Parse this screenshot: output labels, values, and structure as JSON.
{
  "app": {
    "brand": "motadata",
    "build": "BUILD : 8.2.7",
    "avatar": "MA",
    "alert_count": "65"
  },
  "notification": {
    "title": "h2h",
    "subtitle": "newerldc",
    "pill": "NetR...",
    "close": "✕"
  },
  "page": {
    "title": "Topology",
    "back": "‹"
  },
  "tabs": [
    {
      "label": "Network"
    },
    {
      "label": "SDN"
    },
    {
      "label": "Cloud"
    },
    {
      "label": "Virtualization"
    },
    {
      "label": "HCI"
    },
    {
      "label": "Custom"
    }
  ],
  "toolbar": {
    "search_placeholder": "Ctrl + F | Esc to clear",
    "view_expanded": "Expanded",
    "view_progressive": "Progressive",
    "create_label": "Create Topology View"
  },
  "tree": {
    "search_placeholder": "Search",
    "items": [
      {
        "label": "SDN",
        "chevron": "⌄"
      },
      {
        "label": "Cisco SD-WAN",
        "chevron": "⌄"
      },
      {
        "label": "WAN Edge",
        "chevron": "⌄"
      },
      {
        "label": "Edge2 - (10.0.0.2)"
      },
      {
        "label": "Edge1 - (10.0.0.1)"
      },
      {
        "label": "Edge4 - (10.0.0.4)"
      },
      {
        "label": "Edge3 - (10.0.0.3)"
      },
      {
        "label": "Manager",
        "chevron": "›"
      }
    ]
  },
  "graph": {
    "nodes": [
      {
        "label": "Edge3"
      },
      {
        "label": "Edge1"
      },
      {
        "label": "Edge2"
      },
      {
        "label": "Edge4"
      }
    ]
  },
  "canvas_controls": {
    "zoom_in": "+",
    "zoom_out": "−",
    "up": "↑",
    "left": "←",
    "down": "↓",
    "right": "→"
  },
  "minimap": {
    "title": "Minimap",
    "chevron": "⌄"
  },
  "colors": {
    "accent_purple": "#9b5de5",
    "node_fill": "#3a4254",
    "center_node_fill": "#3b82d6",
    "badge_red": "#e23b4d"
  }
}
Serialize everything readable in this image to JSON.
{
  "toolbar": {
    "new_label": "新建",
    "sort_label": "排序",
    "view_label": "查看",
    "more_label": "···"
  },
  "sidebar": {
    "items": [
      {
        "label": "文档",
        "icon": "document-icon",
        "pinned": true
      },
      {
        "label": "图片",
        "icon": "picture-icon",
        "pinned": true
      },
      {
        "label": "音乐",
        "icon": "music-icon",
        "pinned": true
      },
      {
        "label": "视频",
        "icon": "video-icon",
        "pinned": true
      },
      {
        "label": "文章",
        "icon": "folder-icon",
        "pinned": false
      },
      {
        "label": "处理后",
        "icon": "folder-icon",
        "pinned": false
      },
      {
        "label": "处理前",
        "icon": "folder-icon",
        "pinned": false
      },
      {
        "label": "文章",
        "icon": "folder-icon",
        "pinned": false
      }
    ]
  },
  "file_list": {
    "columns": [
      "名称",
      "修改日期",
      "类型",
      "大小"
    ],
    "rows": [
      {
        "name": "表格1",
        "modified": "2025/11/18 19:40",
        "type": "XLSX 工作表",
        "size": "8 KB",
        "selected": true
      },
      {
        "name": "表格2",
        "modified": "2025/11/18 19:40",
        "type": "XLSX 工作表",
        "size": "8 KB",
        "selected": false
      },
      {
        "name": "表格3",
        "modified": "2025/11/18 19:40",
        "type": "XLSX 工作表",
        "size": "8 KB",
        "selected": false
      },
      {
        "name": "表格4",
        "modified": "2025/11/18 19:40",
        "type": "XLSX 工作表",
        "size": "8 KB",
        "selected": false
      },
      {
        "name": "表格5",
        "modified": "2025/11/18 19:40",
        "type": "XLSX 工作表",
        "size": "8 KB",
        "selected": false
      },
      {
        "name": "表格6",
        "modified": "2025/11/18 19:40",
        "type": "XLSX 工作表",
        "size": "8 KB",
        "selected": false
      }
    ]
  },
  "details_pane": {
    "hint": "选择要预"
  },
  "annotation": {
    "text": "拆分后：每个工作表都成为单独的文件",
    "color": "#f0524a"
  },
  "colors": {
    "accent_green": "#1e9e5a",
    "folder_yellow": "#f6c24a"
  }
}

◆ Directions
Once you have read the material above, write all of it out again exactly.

◆ Solution to this task
Parse this screenshot: output labels, values, and structure as JSON.
{
  "app": {
    "brand": "motadata",
    "build": "BUILD : 8.2.7",
    "avatar": "MA",
    "alert_count": "65"
  },
  "notification": {
    "title": "h2h",
    "subtitle": "newerldc",
    "pill": "NetR...",
    "close": "✕"
  },
  "page": {
    "title": "Topology",
    "back": "‹"
  },
  "tabs": [
    {
      "label": "Network"
    },
    {
      "label": "SDN"
    },
    {
      "label": "Cloud"
    },
    {
      "label": "Virtualization"
    },
    {
      "label": "HCI"
    },
    {
      "label": "Custom"
    }
  ],
  "toolbar": {
    "search_placeholder": "Ctrl + F | Esc to clear",
    "view_expanded": "Expanded",
    "view_progressive": "Progressive",
    "create_label": "Create Topology View"
  },
  "tree": {
    "search_placeholder": "Search",
    "items": [
      {
        "label": "SDN",
        "chevron": "⌄"
      },
      {
        "label": "Cisco SD-WAN",
        "chevron": "⌄"
      },
      {
        "label": "WAN Edge",
        "chevron": "⌄"
      },
      {
        "label": "Edge2 - (10.0.0.2)"
      },
      {
        "label": "Edge1 - (10.0.0.1)"
      },
      {
        "label": "Edge4 - (10.0.0.4)"
      },
      {
        "label": "Edge3 - (10.0.0.3)"
      },
      {
        "label": "Manager",
        "chevron": "›"
      }
    ]
  },
  "graph": {
    "nodes": [
      {
        "label": "Edge3"
      },
      {
        "label": "Edge1"
      },
      {
        "label": "Edge2"
      },
      {
        "label": "Edge4"
      }
    ]
  },
  "canvas_controls": {
    "zoom_in": "+",
    "zoom_out": "−",
    "up": "↑",
    "left": "←",
    "down": "↓",
    "right": "→"
  },
  "minimap": {
    "title": "Minimap",
    "chevron": "⌄"
  },
  "colors": {
    "accent_purple": "#9b5de5",
    "node_fill": "#3a4254",
    "center_node_fill": "#3b82d6",
    "badge_red": "#e23b4d"
  }
}
Serialize everything readable in this image to JSON.
{
  "toolbar": {
    "new_label": "新建",
    "sort_label": "排序",
    "view_label": "查看",
    "more_label": "···"
  },
  "sidebar": {
    "items": [
      {
        "label": "文档",
        "icon": "document-icon",
        "pinned": true
      },
      {
        "label": "图片",
        "icon": "picture-icon",
        "pinned": true
      },
      {
        "label": "音乐",
        "icon": "music-icon",
        "pinned": true
      },
      {
        "label": "视频",
        "icon": "video-icon",
        "pinned": true
      },
      {
        "label": "文章",
        "icon": "folder-icon",
        "pinned": false
      },
      {
        "label": "处理后",
        "icon": "folder-icon",
        "pinned": false
      },
      {
        "label": "处理前",
        "icon": "folder-icon",
        "pinned": false
      },
      {
        "label": "文章",
        "icon": "folder-icon",
        "pinned": false
      }
    ]
  },
  "file_list": {
    "columns": [
      "名称",
      "修改日期",
      "类型",
      "大小"
    ],
    "rows": [
      {
        "name": "表格1",
        "modified": "2025/11/18 19:40",
        "type": "XLSX 工作表",
        "size": "8 KB",
        "selected": true
      },
      {
        "name": "表格2",
        "modified": "2025/11/18 19:40",
        "type": "XLSX 工作表",
        "size": "8 KB",
        "selected": false
      },
      {
        "name": "表格3",
        "modified": "2025/11/18 19:40",
        "type": "XLSX 工作表",
        "size": "8 KB",
        "selected": false
      },
      {
        "name": "表格4",
        "modified": "2025/11/18 19:40",
        "type": "XLSX 工作表",
        "size": "8 KB",
        "selected": false
      },
      {
        "name": "表格5",
        "modified": "2025/11/18 19:40",
        "type": "XLSX 工作表",
        "size": "8 KB",
        "selected": false
      },
      {
        "name": "表格6",
        "modified": "2025/11/18 19:40",
        "type": "XLSX 工作表",
        "size": "8 KB",
        "selected": false
      }
    ]
  },
  "details_pane": {
    "hint": "选择要预"
  },
  "annotation": {
    "text": "拆分后：每个工作表都成为单独的文件",
    "color": "#f0524a"
  },
  "colors": {
    "accent_green": "#1e9e5a",
    "folder_yellow": "#f6c24a"
  }
}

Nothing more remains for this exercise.